- [Exercise]
Give only the number of lines in the records that include the string "JSON".

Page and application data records
----------
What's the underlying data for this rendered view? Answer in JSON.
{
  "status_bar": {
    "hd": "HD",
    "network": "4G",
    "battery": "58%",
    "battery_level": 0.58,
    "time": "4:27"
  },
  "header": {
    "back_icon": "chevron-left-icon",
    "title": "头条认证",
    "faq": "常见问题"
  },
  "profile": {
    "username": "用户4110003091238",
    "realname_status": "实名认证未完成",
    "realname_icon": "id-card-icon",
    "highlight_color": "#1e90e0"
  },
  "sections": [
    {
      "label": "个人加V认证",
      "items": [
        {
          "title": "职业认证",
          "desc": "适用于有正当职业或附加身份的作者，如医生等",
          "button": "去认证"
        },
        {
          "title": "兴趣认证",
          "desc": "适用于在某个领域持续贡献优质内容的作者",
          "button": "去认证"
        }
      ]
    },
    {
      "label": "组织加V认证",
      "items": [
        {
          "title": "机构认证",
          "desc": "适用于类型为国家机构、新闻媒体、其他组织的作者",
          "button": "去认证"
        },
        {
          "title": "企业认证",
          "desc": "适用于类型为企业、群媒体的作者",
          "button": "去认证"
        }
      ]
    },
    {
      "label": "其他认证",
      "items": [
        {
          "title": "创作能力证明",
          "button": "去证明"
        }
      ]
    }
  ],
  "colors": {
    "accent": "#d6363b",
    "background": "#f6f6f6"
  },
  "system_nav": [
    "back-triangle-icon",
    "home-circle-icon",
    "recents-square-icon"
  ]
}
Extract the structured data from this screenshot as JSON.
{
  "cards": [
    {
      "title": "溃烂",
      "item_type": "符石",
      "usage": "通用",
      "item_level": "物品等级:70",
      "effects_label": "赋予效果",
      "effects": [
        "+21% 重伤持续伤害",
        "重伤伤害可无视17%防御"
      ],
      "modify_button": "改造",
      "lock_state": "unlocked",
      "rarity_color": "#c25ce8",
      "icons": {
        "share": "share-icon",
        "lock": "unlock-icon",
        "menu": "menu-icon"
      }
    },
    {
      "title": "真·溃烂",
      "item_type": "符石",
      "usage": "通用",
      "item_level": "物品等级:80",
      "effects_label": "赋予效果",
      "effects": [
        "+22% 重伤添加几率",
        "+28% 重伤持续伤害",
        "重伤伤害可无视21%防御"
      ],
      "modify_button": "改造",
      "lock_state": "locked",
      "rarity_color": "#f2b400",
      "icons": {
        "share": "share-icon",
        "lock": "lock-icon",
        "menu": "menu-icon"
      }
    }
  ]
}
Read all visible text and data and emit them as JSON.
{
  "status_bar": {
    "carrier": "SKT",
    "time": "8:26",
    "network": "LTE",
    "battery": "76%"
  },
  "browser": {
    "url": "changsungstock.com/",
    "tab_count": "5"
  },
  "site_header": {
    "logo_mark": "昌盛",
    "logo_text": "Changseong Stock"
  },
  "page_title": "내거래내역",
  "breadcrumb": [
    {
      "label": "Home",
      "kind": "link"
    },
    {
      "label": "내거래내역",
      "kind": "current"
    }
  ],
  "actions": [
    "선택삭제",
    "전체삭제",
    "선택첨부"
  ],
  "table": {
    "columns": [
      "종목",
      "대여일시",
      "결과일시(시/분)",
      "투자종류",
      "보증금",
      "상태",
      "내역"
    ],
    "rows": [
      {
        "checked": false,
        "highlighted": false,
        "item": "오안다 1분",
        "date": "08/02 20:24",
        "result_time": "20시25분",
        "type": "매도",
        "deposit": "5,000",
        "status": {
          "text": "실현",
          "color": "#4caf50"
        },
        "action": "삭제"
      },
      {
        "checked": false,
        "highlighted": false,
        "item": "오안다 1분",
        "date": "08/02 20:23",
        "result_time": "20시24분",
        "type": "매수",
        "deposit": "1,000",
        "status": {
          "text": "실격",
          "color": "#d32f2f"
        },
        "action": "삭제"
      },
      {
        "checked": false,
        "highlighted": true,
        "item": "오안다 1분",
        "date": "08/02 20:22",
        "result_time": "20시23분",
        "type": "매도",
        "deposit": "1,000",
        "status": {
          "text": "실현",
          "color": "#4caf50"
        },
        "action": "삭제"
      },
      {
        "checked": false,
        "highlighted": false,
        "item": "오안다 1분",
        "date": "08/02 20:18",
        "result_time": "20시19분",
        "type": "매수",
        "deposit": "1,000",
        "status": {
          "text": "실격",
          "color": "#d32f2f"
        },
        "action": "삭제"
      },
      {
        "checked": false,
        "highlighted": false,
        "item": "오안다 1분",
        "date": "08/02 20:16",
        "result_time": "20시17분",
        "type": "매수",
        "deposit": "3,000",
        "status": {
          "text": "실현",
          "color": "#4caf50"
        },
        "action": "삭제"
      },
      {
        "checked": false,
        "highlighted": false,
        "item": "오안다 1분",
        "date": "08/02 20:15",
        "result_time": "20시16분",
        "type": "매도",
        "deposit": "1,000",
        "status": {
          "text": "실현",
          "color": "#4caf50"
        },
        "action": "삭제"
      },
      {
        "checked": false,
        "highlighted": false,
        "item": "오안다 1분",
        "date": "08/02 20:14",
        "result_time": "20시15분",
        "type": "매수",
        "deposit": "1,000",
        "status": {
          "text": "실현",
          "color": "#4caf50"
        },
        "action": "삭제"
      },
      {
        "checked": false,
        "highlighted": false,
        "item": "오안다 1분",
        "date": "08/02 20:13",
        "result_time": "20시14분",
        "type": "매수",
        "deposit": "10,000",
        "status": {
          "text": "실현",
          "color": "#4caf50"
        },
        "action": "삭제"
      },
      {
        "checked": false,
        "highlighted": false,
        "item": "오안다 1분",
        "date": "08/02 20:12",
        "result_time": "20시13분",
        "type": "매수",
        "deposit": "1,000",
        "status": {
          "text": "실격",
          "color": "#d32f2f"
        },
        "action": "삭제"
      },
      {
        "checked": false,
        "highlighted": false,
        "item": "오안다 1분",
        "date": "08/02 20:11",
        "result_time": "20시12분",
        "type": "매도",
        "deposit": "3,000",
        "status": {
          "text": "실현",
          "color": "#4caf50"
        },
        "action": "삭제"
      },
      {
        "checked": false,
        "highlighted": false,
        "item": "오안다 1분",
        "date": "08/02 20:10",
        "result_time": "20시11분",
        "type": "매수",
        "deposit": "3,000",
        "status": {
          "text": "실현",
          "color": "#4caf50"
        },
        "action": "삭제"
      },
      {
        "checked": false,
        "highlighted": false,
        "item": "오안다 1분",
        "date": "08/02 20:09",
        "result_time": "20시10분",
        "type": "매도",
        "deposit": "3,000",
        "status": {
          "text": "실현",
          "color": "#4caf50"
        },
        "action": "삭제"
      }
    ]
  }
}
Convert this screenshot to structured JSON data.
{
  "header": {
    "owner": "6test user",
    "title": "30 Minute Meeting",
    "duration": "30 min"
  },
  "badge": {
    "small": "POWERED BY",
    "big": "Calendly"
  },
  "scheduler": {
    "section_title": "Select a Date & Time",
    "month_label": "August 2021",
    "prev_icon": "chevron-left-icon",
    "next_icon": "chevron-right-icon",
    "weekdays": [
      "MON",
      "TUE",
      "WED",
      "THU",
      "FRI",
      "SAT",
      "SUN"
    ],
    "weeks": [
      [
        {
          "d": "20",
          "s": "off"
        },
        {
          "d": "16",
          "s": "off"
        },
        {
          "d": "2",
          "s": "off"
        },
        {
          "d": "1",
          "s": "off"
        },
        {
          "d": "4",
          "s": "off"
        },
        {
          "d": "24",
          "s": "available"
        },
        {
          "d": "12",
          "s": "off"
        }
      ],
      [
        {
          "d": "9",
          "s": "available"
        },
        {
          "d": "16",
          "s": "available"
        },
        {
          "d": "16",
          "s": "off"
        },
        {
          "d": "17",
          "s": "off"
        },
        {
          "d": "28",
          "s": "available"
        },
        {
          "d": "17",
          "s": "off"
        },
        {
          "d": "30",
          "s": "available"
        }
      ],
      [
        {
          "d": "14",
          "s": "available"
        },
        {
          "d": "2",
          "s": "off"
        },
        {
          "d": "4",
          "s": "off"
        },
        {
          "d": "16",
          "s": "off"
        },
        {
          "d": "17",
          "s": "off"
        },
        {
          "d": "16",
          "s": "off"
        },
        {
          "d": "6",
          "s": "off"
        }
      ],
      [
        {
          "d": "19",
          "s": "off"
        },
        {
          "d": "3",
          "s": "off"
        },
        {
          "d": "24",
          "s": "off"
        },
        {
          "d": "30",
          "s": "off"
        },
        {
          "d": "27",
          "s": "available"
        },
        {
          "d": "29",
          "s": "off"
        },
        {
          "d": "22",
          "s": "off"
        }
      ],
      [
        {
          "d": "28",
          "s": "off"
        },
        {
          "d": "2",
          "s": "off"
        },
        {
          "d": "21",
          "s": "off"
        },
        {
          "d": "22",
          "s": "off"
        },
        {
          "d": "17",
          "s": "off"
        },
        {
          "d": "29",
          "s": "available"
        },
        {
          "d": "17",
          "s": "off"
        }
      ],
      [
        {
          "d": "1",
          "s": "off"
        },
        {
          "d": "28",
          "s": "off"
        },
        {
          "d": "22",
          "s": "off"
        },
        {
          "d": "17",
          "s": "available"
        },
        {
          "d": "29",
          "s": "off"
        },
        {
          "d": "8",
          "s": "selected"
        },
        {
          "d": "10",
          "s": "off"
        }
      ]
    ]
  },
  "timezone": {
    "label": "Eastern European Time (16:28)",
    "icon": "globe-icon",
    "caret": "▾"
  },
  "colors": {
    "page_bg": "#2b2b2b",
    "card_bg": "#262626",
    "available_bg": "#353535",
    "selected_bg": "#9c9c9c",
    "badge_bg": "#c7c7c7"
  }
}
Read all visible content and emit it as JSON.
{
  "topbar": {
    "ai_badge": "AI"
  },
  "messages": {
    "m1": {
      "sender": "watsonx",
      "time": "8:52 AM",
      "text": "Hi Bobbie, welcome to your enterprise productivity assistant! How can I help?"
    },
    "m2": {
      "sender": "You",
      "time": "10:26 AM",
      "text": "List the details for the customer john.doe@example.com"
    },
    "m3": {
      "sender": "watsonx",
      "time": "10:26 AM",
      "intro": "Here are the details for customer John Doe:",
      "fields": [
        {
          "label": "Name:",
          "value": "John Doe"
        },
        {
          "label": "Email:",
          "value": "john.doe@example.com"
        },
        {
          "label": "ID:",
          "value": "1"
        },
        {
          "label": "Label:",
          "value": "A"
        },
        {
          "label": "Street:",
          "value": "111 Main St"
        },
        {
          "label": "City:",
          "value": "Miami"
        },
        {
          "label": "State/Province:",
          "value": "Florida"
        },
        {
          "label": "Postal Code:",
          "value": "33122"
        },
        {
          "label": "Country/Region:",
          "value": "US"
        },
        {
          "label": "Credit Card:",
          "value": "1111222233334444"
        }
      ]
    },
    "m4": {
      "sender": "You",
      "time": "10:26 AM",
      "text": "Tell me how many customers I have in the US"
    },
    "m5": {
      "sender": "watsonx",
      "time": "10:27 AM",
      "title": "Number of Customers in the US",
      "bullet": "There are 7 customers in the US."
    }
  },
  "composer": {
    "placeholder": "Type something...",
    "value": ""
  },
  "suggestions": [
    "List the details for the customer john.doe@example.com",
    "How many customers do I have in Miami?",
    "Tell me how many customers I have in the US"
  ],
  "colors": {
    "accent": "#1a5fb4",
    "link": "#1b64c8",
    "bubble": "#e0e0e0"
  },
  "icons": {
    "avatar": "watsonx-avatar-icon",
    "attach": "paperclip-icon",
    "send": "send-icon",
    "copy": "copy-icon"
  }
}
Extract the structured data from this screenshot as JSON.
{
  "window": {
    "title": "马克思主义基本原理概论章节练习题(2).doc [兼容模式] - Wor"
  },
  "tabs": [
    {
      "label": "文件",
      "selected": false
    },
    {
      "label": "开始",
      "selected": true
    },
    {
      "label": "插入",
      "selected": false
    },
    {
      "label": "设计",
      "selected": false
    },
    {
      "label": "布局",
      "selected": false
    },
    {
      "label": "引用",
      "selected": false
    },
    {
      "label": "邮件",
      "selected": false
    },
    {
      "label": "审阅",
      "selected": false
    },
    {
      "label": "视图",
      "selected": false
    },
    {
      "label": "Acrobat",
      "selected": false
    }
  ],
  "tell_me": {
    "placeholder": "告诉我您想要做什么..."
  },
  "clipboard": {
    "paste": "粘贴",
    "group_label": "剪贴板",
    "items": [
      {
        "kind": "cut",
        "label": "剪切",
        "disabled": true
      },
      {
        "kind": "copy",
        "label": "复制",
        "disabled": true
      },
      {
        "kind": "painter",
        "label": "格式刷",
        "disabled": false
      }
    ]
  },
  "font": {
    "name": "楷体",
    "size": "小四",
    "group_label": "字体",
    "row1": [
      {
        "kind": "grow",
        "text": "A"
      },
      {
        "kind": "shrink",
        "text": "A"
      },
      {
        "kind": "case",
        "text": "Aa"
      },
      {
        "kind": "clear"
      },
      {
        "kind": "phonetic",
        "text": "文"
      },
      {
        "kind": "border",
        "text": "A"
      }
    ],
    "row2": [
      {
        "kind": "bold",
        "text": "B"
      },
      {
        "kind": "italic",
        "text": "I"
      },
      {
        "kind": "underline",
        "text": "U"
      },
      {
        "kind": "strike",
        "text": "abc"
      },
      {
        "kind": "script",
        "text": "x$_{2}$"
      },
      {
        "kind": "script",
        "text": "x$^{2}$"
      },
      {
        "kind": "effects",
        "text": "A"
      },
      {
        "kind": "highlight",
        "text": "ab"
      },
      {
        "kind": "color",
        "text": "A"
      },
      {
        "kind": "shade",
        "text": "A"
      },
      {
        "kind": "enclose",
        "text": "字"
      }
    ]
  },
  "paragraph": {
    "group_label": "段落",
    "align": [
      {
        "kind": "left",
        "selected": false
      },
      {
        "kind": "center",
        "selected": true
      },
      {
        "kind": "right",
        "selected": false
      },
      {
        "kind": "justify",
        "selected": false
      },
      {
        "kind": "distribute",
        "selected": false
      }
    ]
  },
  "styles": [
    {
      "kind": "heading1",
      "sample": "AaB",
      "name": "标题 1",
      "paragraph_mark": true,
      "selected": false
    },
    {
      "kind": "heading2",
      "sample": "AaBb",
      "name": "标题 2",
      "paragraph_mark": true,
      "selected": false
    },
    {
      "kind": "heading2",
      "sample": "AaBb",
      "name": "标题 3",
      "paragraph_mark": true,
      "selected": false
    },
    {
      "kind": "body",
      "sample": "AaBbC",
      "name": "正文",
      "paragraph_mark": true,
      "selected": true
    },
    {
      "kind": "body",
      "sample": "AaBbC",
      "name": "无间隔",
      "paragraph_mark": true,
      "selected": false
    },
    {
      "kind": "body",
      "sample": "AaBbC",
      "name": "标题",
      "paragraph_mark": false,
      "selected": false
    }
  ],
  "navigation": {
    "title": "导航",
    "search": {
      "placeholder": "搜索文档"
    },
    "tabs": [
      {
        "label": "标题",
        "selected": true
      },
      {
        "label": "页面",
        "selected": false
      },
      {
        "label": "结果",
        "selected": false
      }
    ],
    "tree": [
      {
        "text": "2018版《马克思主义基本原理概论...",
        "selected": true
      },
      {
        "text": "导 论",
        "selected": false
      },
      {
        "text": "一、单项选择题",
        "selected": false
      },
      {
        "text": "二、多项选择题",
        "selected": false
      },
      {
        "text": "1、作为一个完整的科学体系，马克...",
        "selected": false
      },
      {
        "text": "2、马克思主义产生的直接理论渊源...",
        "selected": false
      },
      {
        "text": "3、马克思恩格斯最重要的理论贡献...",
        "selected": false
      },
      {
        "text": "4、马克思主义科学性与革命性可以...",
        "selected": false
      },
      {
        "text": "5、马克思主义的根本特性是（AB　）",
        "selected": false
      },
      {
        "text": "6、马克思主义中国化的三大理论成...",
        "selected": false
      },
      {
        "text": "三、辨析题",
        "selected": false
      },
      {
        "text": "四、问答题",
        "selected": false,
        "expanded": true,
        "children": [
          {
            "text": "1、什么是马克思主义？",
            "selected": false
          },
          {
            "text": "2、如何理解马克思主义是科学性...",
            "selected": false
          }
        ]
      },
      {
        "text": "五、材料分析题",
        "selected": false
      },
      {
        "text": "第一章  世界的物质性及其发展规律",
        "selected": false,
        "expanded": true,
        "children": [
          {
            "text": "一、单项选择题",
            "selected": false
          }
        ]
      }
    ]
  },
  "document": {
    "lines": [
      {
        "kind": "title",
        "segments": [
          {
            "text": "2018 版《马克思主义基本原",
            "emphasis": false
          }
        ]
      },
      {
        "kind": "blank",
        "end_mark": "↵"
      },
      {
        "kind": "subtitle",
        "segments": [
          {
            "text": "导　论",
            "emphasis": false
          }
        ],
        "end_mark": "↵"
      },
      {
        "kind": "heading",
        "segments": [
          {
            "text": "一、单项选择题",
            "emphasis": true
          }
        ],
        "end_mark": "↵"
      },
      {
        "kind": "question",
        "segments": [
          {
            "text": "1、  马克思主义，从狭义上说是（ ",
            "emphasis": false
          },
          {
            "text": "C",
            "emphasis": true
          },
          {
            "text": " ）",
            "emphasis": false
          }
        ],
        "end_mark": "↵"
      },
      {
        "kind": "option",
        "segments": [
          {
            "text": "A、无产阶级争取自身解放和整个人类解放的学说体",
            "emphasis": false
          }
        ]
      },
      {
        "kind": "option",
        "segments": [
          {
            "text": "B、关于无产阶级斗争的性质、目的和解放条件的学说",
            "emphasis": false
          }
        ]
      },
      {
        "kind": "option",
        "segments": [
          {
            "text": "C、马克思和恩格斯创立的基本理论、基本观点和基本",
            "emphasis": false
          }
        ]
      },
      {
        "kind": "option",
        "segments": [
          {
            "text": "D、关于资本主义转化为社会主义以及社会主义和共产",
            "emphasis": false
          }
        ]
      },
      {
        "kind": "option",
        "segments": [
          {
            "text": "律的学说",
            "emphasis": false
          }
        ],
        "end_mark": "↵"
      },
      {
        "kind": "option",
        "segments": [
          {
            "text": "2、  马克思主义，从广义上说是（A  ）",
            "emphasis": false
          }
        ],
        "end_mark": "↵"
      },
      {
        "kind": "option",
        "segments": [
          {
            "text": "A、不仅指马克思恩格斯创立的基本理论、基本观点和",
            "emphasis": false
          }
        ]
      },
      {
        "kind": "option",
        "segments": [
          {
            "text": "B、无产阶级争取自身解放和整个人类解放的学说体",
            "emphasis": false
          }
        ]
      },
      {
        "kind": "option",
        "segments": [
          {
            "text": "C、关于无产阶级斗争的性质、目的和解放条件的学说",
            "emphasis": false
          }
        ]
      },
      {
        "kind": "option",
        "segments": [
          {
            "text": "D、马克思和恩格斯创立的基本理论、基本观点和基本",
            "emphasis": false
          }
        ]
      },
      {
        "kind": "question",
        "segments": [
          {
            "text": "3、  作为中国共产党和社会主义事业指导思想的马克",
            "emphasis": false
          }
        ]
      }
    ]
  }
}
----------
- [Written reply]
6